Rey Rosales is a journalism professor at MacEwan University in Edmonton.
Whether it is a church group, a home association or a group of parents working together to run sporting events, the strong bonds formed by communities from coast to coast to coast are what make this country work.
As a new citizen and a member of the so-called very visible minority, I've always appreciated local communities. They are a microcosm of engaged citizenship and a petri dish for making things work. It is through the soccer league, for example, that families of all stripes and colours (newcomers, the old timers, the Tesla-driving elite, among others) get together and try to co-operate to achieve a common goal.

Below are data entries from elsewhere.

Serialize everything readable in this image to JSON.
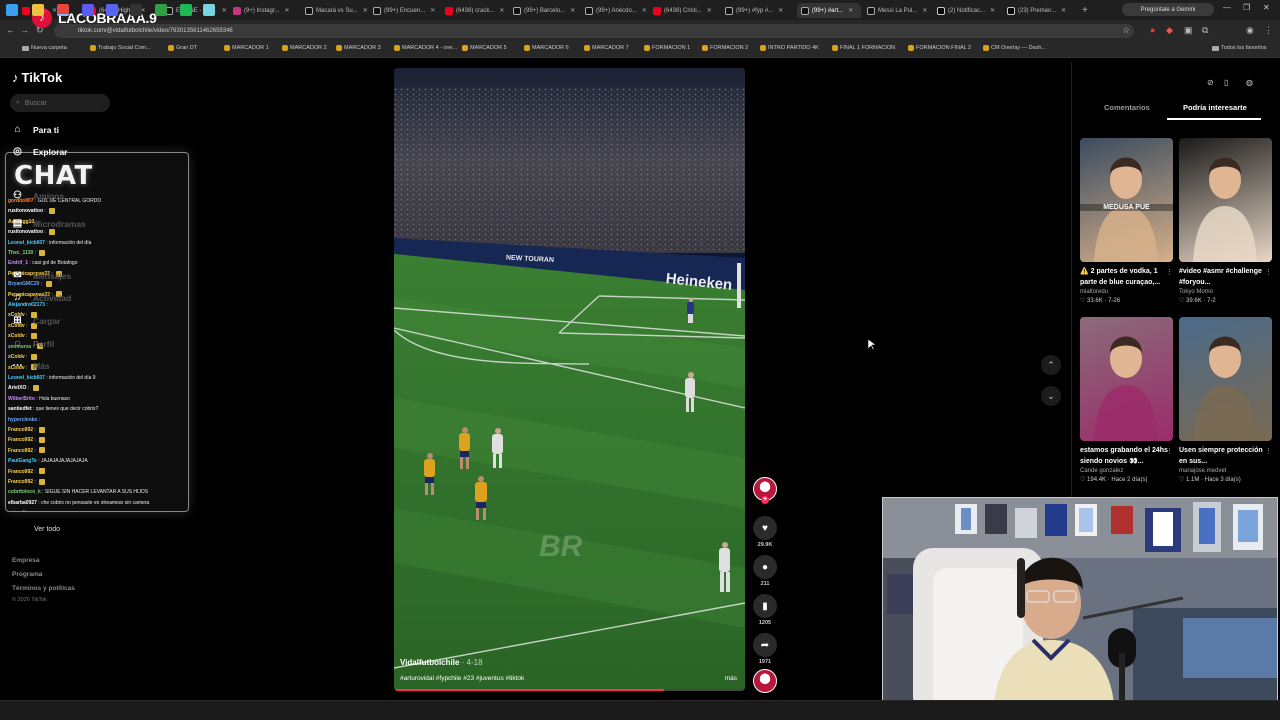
{
  "browser": {
    "tabs": [
      {
        "label": "9 B...",
        "icon": "youtube-icon"
      },
      {
        "label": "(6438) High...",
        "icon": "youtube-icon"
      },
      {
        "label": "ELNINE - Fut...",
        "icon": "page-icon"
      },
      {
        "label": "(9+) Instagr...",
        "icon": "instagram-icon"
      },
      {
        "label": "Macará vs Su...",
        "icon": "page-icon"
      },
      {
        "label": "(99+) Encuen...",
        "icon": "tiktok-icon"
      },
      {
        "label": "(6438) crack...",
        "icon": "youtube-icon"
      },
      {
        "label": "(99+) Barcelo...",
        "icon": "tiktok-icon"
      },
      {
        "label": "(99+) Anécdo...",
        "icon": "tiktok-icon"
      },
      {
        "label": "(6438) Cristi...",
        "icon": "youtube-icon"
      },
      {
        "label": "(99+) #fyp #...",
        "icon": "tiktok-icon"
      },
      {
        "label": "(99+) #art...",
        "icon": "tiktok-icon",
        "active": true
      },
      {
        "label": "Messi La Pul...",
        "icon": "tiktok-icon"
      },
      {
        "label": "(2) Notificac...",
        "icon": "x-icon"
      },
      {
        "label": "(23) Premier...",
        "icon": "x-icon"
      }
    ],
    "new_tab": "+",
    "gemini_button": "Pregúntale a Gemini",
    "url": "tiktok.com/@vidalfutbolchile/video/7630135611462659346",
    "bookmarks": [
      "Nueva carpeta",
      "Trabajo Social Com...",
      "Gran DT",
      "MARCADOR 1",
      "MARCADOR 2",
      "MARCADOR 3",
      "MARCADOR 4 - ove...",
      "MARCADOR 5",
      "MARCADOR 6",
      "MARCADOR 7",
      "FORMACION 1",
      "FORMACION 2",
      "INTRO PARTIDO 4K",
      "FINAL 1 FORMACION",
      "FORMACION FINAL 2",
      "CM Overlay — Dash..."
    ],
    "all_bookmarks": "Todos los favoritos"
  },
  "overlay": {
    "channel_name": "LACOBRAAA.9",
    "chat_title": "CHAT",
    "chat_messages": [
      {
        "user": "gordito907",
        "text": "GOL DE CENTRAL GORDO",
        "color": "#ff8a3d"
      },
      {
        "user": "rusitonovattoo",
        "text": "",
        "color": "#ffffff",
        "emote": true
      },
      {
        "user": "Aarongg10",
        "text": "",
        "color": "#ffd54a",
        "emote": false
      },
      {
        "user": "rusitonovattoo",
        "text": "",
        "color": "#ffffff",
        "emote": true
      },
      {
        "user": "Leonel_kick607",
        "text": "información del día",
        "color": "#4fd0ff"
      },
      {
        "user": "Thec_1130",
        "text": "",
        "color": "#7ad37a",
        "emote": true
      },
      {
        "user": "Endrif_1",
        "text": "casi gol de Botafogo",
        "color": "#c58bff"
      },
      {
        "user": "Pepepicapapas22",
        "text": "",
        "color": "#ffd54a",
        "emote": true
      },
      {
        "user": "BryanGMC20",
        "text": "",
        "color": "#6aa8ff",
        "emote": true
      },
      {
        "user": "Pepepicapapas22",
        "text": "",
        "color": "#ffd54a",
        "emote": true
      },
      {
        "user": "Alejandro02173",
        "text": "",
        "color": "#4fd0ff",
        "emote": false
      },
      {
        "user": "xColdv",
        "text": "",
        "color": "#ffd54a",
        "emote": true
      },
      {
        "user": "xColdv",
        "text": "",
        "color": "#ffd54a",
        "emote": true
      },
      {
        "user": "xColdv",
        "text": "",
        "color": "#ffd54a",
        "emote": true
      },
      {
        "user": "zenmorza",
        "text": "",
        "color": "#7ad37a",
        "emote": true
      },
      {
        "user": "xColdv",
        "text": "",
        "color": "#ffd54a",
        "emote": true
      },
      {
        "user": "xColdv",
        "text": "",
        "color": "#ffd54a",
        "emote": true
      },
      {
        "user": "Leonel_kick607",
        "text": "información del día 9",
        "color": "#4fd0ff"
      },
      {
        "user": "ArielXO",
        "text": "",
        "color": "#ffffff",
        "emote": true
      },
      {
        "user": "WilberBrito",
        "text": "Hola buenaso",
        "color": "#c58bff"
      },
      {
        "user": "santiedfet",
        "text": "que tienes que decir cobrix?",
        "color": "#ffffff"
      },
      {
        "user": "hyperclenko",
        "text": "",
        "color": "#6aa8ff",
        "emote": false
      },
      {
        "user": "Franco992",
        "text": "",
        "color": "#ffd54a",
        "emote": true
      },
      {
        "user": "Franco992",
        "text": "",
        "color": "#ffd54a",
        "emote": true
      },
      {
        "user": "Franco992",
        "text": "",
        "color": "#ffd54a",
        "emote": true
      },
      {
        "user": "PaulGangTe",
        "text": "JAJAJAJAJAJAJAJA",
        "color": "#4fd0ff"
      },
      {
        "user": "Franco992",
        "text": "",
        "color": "#ffd54a",
        "emote": true
      },
      {
        "user": "Franco992",
        "text": "",
        "color": "#ffd54a",
        "emote": true
      },
      {
        "user": "cobritoloco_k",
        "text": "SIGUE SIN HACER LEVANTAR A SUS HIJOS",
        "color": "#7ad37a"
      },
      {
        "user": "elbarba0927",
        "text": "che cobrix no pensaste en streamear sin camera",
        "color": "#ffffff"
      },
      {
        "user": "",
        "text": "estos días",
        "color": "#ffffff"
      }
    ]
  },
  "tiktok": {
    "logo": "TikTok",
    "search_placeholder": "Buscar",
    "nav": [
      {
        "label": "Para ti",
        "icon": "home-icon"
      },
      {
        "label": "Explorar",
        "icon": "compass-icon"
      },
      {
        "label": "Amigos",
        "icon": "friends-icon"
      },
      {
        "label": "Microdramas",
        "icon": "film-icon"
      },
      {
        "label": "Mensajes",
        "icon": "message-icon"
      },
      {
        "label": "Actividad",
        "icon": "bell-icon"
      },
      {
        "label": "Cargar",
        "icon": "upload-icon"
      },
      {
        "label": "Perfil",
        "icon": "profile-icon"
      },
      {
        "label": "Más",
        "icon": "more-icon"
      }
    ],
    "see_all": "Ver todo",
    "footer": [
      "Empresa",
      "Programa",
      "Términos y políticas"
    ],
    "copyright": "© 2026 TikTok",
    "video": {
      "author": "Vidalfutbolchile",
      "date": " · 4-18",
      "hashtags": "#arturovidal #fypchile #23 #juventus #tiktok",
      "more": "más",
      "watermark": "BR",
      "board_text": "Heineken",
      "board_text_2": "NEW TOURAN",
      "progress": 0.77
    },
    "actions": {
      "likes": "29.9K",
      "comments": "211",
      "saves": "1205",
      "shares": "1971"
    },
    "panel_tabs": {
      "comments": "Comentarios",
      "suggested": "Podría interesarte"
    },
    "suggested": [
      {
        "title": "⚠️ 2 partes de vodka, 1 parte de blue curaçao,...",
        "author": "mialtoredu",
        "likes": "33.6K",
        "date": "7-26",
        "thumb_text": "MEDUSA PUE",
        "colors": [
          "#3a4b5e",
          "#d6b08a"
        ]
      },
      {
        "title": "#video #asmr #challenge #foryou...",
        "author": "Tokyo Momo",
        "likes": "39.6K",
        "date": "7-2",
        "thumb_text": "",
        "colors": [
          "#1a1a1a",
          "#e8d7c6"
        ]
      },
      {
        "title": "estamos grabando el 24hs siendo novios 👀...",
        "author": "Cande gonzalez",
        "likes": "194.4K",
        "date": "Hace 2 día(s)",
        "thumb_text": "",
        "colors": [
          "#8a6b7a",
          "#9b2c6a"
        ]
      },
      {
        "title": "Usen siempre protección en sus...",
        "author": "mariajose.medvet",
        "likes": "1.1M",
        "date": "Hace 3 día(s)",
        "thumb_text": "",
        "colors": [
          "#4a6a8a",
          "#7a6a52"
        ]
      }
    ]
  },
  "taskbar": {
    "apps": [
      "windows-icon",
      "file-explorer-icon",
      "chrome-icon",
      "calculator-icon",
      "discord-icon",
      "obs-icon",
      "app-icon",
      "spotify-icon",
      "media-icon"
    ]
  }
}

It makes me smile when parents and their kids try their absolute best to be nice and to avoid saying mean things to each other, especially to the opposing team (with a few exceptions at certain hockey events). Certainly, being nice and polite to others can result in tremendous return on investment by way of lower health-care costs. We all know that there are many countries in this world where minorities suffer from hypertension and all kinds of ailments because of the hostile encounters and negative treatment they get from members of the majority group.
At my children's sporting events, or at church and other groups in my lovely adopted hometown of Edmonton, it is clear that most people understand the power of diversity and share the view that we need to work together to achieve a common sense of progress, peace and prosperity. There is a tacit recognition that inclusion and differences are forms of talent that will make this country the envy of the world and the most globally competitive in the years ahead.
Through the local communities that my family is involved with, we get to know people of different backgrounds and have formed lasting friendships. Summer has become the best time for my kids because they get to ride bikes and spend so much fun time with friends. It is my sincerest hope that the kids in our communities remain colour-blind and not become too influenced by racially jaded adults. And I think the best antidote to our reptilian instinct and the fear of "other" people lies within the power of community.
Finally, I am amazed at the relative peace and quiet that this country enjoys and the freedom it affords to its citizens. It is quite easy to take the day-to-day peaceful living for granted. Any country beyond our borders would gladly pay for law and order if it can only be bought by a nation's wealth.
Yet we all know that aside from the luck of geography, it is the work of citizens as amplified in various communities that make this whole experiment in liberal democracy possible.
As sociologist Robert Putnam noted in his book Bowling Alone, it is the idea of "bowling in leagues" and investing in social capital – fostering strong bonds through family, friends and communities – that forms the very foundation of a strong democracy.
So hats off to fellow bowlers of community action for keeping the faith and keeping it strong on Canada's 150th birthday.